Pegs and accessories
The pegs are - weirdly - the worst and best part of the tent. At first glance the triangular/Y- section alloy units with neat serrations to trap guylines look excellent - strong but light, with neat cord loops to help extraction.
However, the tops of the pegs are left slightly rounded, but open profile, making them exceedingly sharp. This is initially obvious when trying to push them into the compacted earth, a problem easily offset by using a handy stick to protect our palms.
However, walking past the tent in flip-flops and cack-handedly standing on a peg results in a deep puncture wound in the foot - boots are mandatory here if you’re the type of person to trip on a guyline.
This is a shame, as the pegs are otherwise excellent, and perform well through a windy night. A new set of less fierce pegs will be packed next time!
Shockingly, we’ve been rain-free so far in testing the Sea to Summit Alto TR1, but the seam-taped Silicone / Polyether Polyurethane coated 15D nylon rain fly looks very much up to the job, and although (inevitably) lightweight, it’s not as gossamer-thin as some ultralight tents we’ve used.
Similarly, the deep 15D nylon tub floor is rated to 1200mm hydrostatic head, and although it’s best used with a footprint on rougher surfaces, it’s OK on the grassy terrain we’ve tested so far, and less lightweight than some.
Like many manufacturers, Sea to Summit recommends using a bespoke footprint to protect the tent floor on rougher ground, which is worth considering, even if you opt for a cheaper option like a tarpaulin or similar.
Even in good conditions, condensation can be a problem, and the Sea to Summit Alto TR1 has a robust solution baked in. As well as the highly-breathable mesh inner, the flysheet has a near-full-width vent concealed in the apex, which can be zipped open, or closed to suit conditions. A couple of stiffened prongs keep this tensioned nicely and open when needed, and it works very well in practice, as well as theory.
As mentioned, space in the Sea to Summit Alto TR1 is decent, both in floorspace and more usable head-and-shoulder space as promised by the Tension Ridge arrangement. We even managed to fit a full-size single mattress-style camping mat into it, so there’s masses of room for a standard ultralight mummy-style variant.
At a shade over a kilo, this is genuinely lightweight too, easily carry-able for long distances if needs be, and in context, very good value for its weight.
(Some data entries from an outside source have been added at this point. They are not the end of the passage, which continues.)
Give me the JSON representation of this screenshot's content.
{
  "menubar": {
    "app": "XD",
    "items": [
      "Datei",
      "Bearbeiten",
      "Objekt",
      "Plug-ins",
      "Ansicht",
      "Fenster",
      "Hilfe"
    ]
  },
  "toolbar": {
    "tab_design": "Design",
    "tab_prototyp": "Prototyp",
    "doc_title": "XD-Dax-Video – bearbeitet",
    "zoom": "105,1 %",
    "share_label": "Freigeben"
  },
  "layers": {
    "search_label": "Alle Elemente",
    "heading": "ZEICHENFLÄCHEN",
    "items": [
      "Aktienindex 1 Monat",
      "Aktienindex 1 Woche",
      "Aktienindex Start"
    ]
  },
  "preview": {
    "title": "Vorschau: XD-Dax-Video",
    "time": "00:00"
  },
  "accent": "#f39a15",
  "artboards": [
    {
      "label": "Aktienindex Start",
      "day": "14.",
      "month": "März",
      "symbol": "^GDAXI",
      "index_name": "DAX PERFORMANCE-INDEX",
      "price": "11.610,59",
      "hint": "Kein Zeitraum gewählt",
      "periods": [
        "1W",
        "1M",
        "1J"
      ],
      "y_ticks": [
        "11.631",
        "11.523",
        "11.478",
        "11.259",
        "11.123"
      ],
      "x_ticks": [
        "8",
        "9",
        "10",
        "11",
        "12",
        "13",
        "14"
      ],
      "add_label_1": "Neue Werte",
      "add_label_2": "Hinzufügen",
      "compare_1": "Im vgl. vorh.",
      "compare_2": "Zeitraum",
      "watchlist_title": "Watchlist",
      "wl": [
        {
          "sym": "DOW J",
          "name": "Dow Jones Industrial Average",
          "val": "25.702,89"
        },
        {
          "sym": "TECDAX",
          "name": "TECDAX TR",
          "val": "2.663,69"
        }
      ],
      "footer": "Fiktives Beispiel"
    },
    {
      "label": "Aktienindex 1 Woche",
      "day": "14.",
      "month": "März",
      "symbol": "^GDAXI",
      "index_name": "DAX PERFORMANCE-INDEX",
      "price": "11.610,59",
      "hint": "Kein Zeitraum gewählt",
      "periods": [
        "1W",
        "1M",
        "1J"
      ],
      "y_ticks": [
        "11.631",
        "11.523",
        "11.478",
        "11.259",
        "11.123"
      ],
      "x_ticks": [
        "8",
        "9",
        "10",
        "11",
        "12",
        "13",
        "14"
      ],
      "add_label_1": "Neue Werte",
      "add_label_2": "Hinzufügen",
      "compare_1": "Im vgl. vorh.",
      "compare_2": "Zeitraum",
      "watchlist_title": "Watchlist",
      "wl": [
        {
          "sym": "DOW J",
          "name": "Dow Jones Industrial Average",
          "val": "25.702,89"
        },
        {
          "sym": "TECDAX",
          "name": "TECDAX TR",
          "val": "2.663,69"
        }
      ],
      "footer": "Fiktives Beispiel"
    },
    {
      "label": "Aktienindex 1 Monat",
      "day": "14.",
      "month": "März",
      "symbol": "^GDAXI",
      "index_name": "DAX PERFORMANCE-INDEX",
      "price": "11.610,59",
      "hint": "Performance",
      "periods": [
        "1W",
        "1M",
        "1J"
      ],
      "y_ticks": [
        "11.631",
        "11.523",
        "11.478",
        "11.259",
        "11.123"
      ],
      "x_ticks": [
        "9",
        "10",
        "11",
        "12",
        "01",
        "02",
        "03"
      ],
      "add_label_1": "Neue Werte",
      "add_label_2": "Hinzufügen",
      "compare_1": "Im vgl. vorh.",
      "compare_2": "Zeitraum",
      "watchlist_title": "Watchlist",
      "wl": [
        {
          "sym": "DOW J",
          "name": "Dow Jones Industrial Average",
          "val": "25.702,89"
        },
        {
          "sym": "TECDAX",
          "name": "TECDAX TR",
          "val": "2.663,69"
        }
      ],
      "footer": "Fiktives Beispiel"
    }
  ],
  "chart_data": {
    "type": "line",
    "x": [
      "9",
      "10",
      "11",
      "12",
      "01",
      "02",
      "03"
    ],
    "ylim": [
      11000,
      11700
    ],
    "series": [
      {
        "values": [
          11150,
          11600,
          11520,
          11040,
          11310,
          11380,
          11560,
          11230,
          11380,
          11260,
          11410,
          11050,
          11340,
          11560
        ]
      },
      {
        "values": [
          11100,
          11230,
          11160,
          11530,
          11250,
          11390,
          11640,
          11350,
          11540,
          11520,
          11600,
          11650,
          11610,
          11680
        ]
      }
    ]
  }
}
A good-quality bivvy bag weighs in between 400 and 1,000-odd grams, and that’s a far more spartan environment to dwell in than the Sea to Summit Alto TR1, which is entirely comfortable for the solo traveller.
With its excellent build quality, clever features and seriously light packed weight, this is a fantastic tent for thru-hiking or lightning fast treks across big distances. We were also pleasantly surprised at how much living space it offered given the footprint and how well engineered it felt at this price.